Yes, the picture above is from an 'ordinary' Holi, as ordinary as things can get in my alma mater, REC Kurukshetra (Yeah, yeah now known as NIT Kurukshetra for all you nit-pickers). It's 10:15 in the morning and I am at my laptop reminiscing about how coated in mud I would have been by now had this been any one of the 4 awesome Holi celebrations that I had participated in during the course of my engineering. The swamp things that are seen in the picture are actually a random selection of friends and acquaintances on the boy's hostel grounds, midway through the Holi madness, soon after which I am sure the cameraman must have been dunked in the mud too.
I can already see a few faces go "Eww", "Yuck" as they read this but mud based Holi was the most natural and healthy Holi possible. No artificial chemical dye based powders and colours involved, besides the fact we were students always in a state of bankruptcy so this was the only budget friendly way of doing things. Hook up a pipe from the ground-floor bathroom of B-block, scuff up the earth a little bit before allowing the water to flow into the ground which normally was for hostel cricket only. As the mud began to form, the first few lunatic volunteers would themselves take a plunge into it but this was not the fun part of the celebrations. The real enthusiasm was reserved for those who were in any way unwilling to participate in this annual cleansing ritual. Hostel room doors would be broken down if some information of a popular hideaway inside was confirmed, and then kicking and screaming, with a splash would go in our latest capture. So would any unsuspecting soul who may have wandered into the common room on the day of Holi and was vehemently claiming that he thought watching a cricket match was more fun than rolling in the mud like pigs.

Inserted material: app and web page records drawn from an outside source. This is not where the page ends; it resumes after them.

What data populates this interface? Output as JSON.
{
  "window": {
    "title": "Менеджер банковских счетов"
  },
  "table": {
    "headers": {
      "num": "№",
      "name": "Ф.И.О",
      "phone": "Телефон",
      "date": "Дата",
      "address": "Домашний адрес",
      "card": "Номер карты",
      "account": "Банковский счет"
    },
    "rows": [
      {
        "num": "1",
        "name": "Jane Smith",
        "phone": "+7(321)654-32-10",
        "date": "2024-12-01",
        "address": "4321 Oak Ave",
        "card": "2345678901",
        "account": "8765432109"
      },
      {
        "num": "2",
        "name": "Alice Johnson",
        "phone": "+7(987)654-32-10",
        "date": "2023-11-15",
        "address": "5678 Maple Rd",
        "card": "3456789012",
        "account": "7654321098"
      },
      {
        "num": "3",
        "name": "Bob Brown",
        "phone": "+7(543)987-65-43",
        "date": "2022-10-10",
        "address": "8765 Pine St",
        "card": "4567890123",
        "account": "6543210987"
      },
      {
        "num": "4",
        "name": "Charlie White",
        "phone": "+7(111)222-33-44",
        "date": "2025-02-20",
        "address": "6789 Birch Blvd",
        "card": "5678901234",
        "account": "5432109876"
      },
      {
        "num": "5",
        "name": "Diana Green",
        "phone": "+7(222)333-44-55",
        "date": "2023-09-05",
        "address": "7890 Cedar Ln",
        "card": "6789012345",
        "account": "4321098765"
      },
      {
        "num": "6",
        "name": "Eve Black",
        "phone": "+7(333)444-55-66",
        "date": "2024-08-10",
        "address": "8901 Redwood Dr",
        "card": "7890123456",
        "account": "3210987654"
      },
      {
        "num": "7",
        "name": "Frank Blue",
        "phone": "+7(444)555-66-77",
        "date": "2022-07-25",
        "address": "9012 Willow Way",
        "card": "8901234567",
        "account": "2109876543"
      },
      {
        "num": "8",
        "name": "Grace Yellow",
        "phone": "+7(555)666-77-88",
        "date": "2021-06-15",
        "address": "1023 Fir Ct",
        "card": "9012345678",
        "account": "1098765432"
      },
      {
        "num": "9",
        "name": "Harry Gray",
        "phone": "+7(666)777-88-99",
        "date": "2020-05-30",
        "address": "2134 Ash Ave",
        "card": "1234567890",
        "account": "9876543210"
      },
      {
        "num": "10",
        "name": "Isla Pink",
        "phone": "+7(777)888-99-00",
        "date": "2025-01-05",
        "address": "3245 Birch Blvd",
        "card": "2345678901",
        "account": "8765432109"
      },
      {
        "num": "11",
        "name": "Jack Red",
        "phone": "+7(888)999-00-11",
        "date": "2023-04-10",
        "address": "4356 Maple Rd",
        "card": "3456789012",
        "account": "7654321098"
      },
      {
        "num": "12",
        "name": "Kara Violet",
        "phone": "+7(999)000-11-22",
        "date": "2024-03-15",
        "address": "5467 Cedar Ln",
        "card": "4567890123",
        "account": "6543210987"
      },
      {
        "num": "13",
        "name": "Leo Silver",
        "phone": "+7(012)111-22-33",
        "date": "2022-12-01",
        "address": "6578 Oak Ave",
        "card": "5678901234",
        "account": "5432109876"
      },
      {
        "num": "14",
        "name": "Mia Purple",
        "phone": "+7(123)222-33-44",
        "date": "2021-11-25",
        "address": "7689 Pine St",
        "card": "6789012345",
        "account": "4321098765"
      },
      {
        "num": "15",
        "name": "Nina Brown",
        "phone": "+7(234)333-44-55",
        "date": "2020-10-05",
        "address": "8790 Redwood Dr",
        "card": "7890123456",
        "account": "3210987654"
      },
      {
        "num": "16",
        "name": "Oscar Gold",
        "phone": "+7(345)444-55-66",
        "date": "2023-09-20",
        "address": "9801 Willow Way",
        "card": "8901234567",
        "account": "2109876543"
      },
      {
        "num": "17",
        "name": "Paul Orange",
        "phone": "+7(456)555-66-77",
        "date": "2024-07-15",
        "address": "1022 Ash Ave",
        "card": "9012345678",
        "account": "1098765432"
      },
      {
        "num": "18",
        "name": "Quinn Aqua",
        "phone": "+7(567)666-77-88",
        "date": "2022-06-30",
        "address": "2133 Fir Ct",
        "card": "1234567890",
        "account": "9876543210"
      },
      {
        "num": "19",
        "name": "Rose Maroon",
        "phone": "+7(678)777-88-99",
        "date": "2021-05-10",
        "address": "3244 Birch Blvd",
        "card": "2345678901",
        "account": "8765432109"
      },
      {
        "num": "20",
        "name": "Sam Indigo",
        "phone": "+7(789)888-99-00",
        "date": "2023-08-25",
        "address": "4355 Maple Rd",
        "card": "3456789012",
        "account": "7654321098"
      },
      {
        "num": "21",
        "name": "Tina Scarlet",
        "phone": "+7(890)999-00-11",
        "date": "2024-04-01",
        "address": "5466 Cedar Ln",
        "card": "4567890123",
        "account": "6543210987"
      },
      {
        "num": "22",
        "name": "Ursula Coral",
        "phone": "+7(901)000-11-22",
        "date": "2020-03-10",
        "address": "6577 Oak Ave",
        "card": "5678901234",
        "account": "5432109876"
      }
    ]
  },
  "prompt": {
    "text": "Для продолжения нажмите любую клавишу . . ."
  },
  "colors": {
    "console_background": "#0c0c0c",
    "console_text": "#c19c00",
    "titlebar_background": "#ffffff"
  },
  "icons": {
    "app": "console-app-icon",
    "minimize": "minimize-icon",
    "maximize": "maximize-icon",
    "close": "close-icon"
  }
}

Everyone knew that wearing anything but an sacrificable T-shirt and old pants was madness on the day of Holi inside a RECK hostel. In the rough and tumble style of Kurukshetra Holi, sooner rather than later there'd be a loud "Rippppppppppppp". Oops! That was the beginning of the end of our poor mud soaked clothes. The eye for an eye, tooth for a tooth way of life would swing into operation and soon there would be no T-shirt left intact on any shoulder. Soon the mud Olympics would be on with freestyle sliding and team gymnastics on the slippery, slithery skating rink that our erstwhile hostel cricket ground had become. Dog tired as the first spring sun shone down brightly on our wheezing lot, we would lie prostate on the same mud and water and catch our breath. By lunchtime, 300 odd guys would hit the hostel bathrooms to get back to their non mud-caked avatars and the spectacular amounts of mud that would line the bathroom floors made all of us pity the cleaners who surely would have cursed us into hell many times over.

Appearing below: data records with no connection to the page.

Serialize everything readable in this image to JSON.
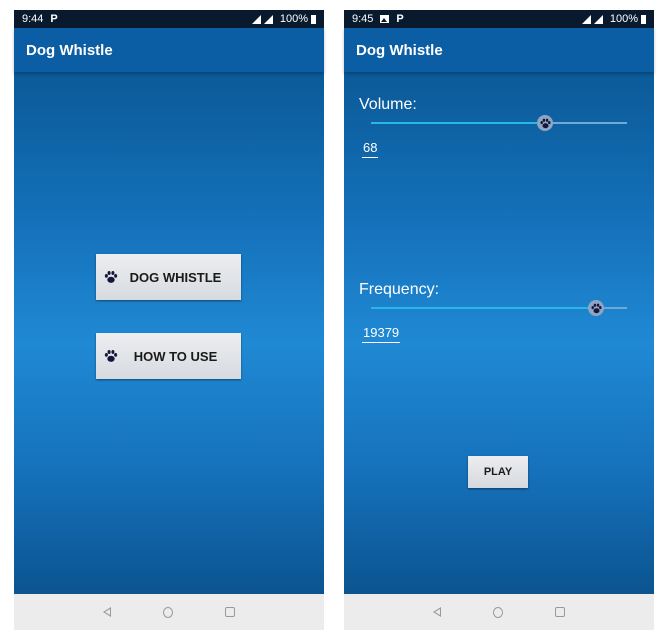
{
  "screens": [
    {
      "status_bar": {
        "time": "9:44",
        "notification_icons": [
          "parking-icon"
        ],
        "battery": "100%"
      },
      "app_title": "Dog Whistle",
      "buttons": [
        {
          "label": "DOG WHISTLE",
          "icon": "paw-icon"
        },
        {
          "label": "HOW TO USE",
          "icon": "paw-icon"
        }
      ]
    },
    {
      "status_bar": {
        "time": "9:45",
        "notification_icons": [
          "image-icon",
          "parking-icon"
        ],
        "battery": "100%"
      },
      "app_title": "Dog Whistle",
      "volume": {
        "label": "Volume:",
        "value": "68",
        "slider_fraction": 0.68
      },
      "frequency": {
        "label": "Frequency:",
        "value": "19379",
        "slider_fraction": 0.88
      },
      "play_label": "PLAY"
    }
  ],
  "nav_bar": [
    "back-icon",
    "home-icon",
    "recents-icon"
  ],
  "colors": {
    "app_bar": "#0b5ea3",
    "status_bar": "#0a1a2e",
    "slider_fill": "#29b6e8",
    "nav_bar": "#ececec"
  }
}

Holi was a special day in Kurukshetra, I should say an especially special day in Kurukshetra because all days in Kurukshetra were special. I remember Holi in first year, when despite having flunked in a subject like some others of my batch (The first semester results had been declared the day before and my assassin's name was Physics-1) Holi pulled us out of our gloom. We were moping about with a dejected look on our face when we saw a couple of guys sneak towards the bathroom a bucket of muddy water in hand where one of our more disciplined friends was just finishing his daily normal non 'Holi'day bath towelling himself dry. Then a splash; howls of loud laughter; a string of angry, even louder, non-repeatable swear words and all of us with a sudden smile creeping across our face shouting "Holi hai, bhai... Holi hai!!"